» PROBLEM DETAILS: From top to bottom, retype the data exactly, passing over any picture.

(Stored records)
BEGIN
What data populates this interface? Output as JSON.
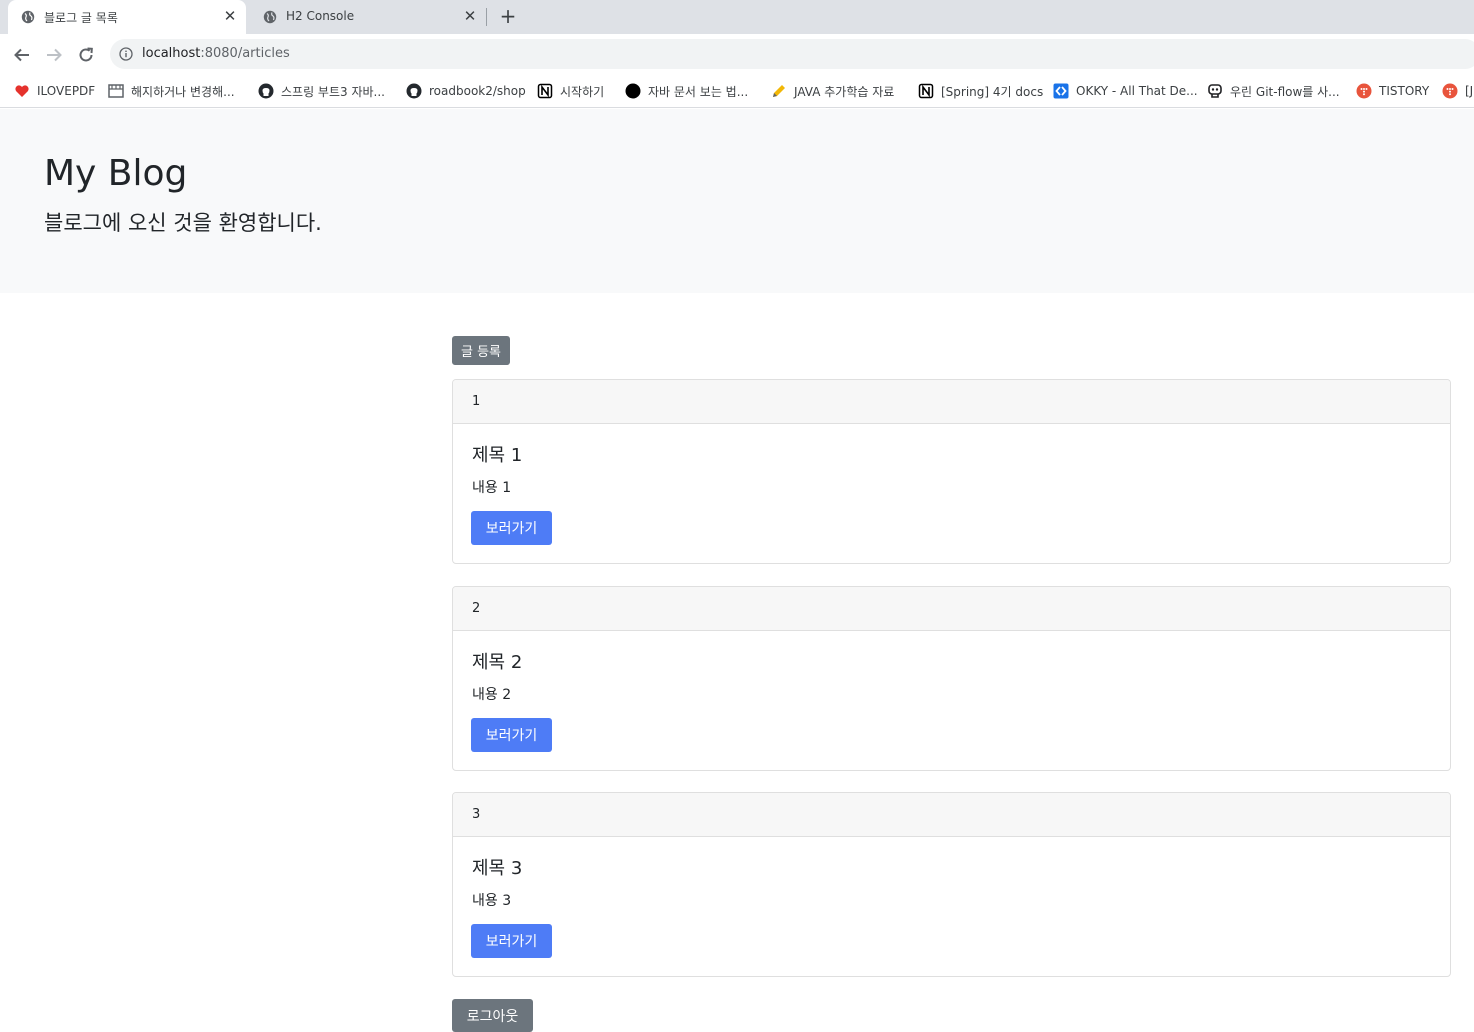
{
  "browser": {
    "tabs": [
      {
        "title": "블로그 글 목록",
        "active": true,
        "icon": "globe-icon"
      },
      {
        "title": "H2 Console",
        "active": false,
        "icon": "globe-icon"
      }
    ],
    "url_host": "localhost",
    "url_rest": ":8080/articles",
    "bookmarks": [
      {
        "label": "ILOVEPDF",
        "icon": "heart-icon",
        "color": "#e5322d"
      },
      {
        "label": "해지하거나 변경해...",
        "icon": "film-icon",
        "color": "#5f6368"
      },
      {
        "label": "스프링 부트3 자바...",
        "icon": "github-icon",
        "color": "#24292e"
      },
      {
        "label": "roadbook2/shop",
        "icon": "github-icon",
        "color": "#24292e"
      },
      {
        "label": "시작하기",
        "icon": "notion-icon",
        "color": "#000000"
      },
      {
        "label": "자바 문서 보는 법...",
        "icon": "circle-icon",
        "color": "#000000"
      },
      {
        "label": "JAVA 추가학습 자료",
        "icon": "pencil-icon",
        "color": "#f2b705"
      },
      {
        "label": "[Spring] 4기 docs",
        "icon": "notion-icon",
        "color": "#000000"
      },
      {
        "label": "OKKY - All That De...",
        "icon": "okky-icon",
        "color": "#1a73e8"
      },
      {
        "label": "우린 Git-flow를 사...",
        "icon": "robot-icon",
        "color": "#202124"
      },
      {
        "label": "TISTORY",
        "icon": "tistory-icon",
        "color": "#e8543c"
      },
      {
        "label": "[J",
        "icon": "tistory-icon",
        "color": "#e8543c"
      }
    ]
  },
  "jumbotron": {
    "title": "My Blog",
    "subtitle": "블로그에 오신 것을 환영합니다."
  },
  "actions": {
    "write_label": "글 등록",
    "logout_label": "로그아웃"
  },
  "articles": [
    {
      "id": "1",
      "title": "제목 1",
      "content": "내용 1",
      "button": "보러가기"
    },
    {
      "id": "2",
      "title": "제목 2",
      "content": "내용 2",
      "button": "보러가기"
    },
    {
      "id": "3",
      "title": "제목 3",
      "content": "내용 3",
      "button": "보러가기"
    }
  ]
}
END
» TASK ANSWER:
What data populates this interface? Output as JSON.
{
  "browser": {
    "tabs": [
      {
        "title": "블로그 글 목록",
        "active": true,
        "icon": "globe-icon"
      },
      {
        "title": "H2 Console",
        "active": false,
        "icon": "globe-icon"
      }
    ],
    "url_host": "localhost",
    "url_rest": ":8080/articles",
    "bookmarks": [
      {
        "label": "ILOVEPDF",
        "icon": "heart-icon",
        "color": "#e5322d"
      },
      {
        "label": "해지하거나 변경해...",
        "icon": "film-icon",
        "color": "#5f6368"
      },
      {
        "label": "스프링 부트3 자바...",
        "icon": "github-icon",
        "color": "#24292e"
      },
      {
        "label": "roadbook2/shop",
        "icon": "github-icon",
        "color": "#24292e"
      },
      {
        "label": "시작하기",
        "icon": "notion-icon",
        "color": "#000000"
      },
      {
        "label": "자바 문서 보는 법...",
        "icon": "circle-icon",
        "color": "#000000"
      },
      {
        "label": "JAVA 추가학습 자료",
        "icon": "pencil-icon",
        "color": "#f2b705"
      },
      {
        "label": "[Spring] 4기 docs",
        "icon": "notion-icon",
        "color": "#000000"
      },
      {
        "label": "OKKY - All That De...",
        "icon": "okky-icon",
        "color": "#1a73e8"
      },
      {
        "label": "우린 Git-flow를 사...",
        "icon": "robot-icon",
        "color": "#202124"
      },
      {
        "label": "TISTORY",
        "icon": "tistory-icon",
        "color": "#e8543c"
      },
      {
        "label": "[J",
        "icon": "tistory-icon",
        "color": "#e8543c"
      }
    ]
  },
  "jumbotron": {
    "title": "My Blog",
    "subtitle": "블로그에 오신 것을 환영합니다."
  },
  "actions": {
    "write_label": "글 등록",
    "logout_label": "로그아웃"
  },
  "articles": [
    {
      "id": "1",
      "title": "제목 1",
      "content": "내용 1",
      "button": "보러가기"
    },
    {
      "id": "2",
      "title": "제목 2",
      "content": "내용 2",
      "button": "보러가기"
    },
    {
      "id": "3",
      "title": "제목 3",
      "content": "내용 3",
      "button": "보러가기"
    }
  ]
}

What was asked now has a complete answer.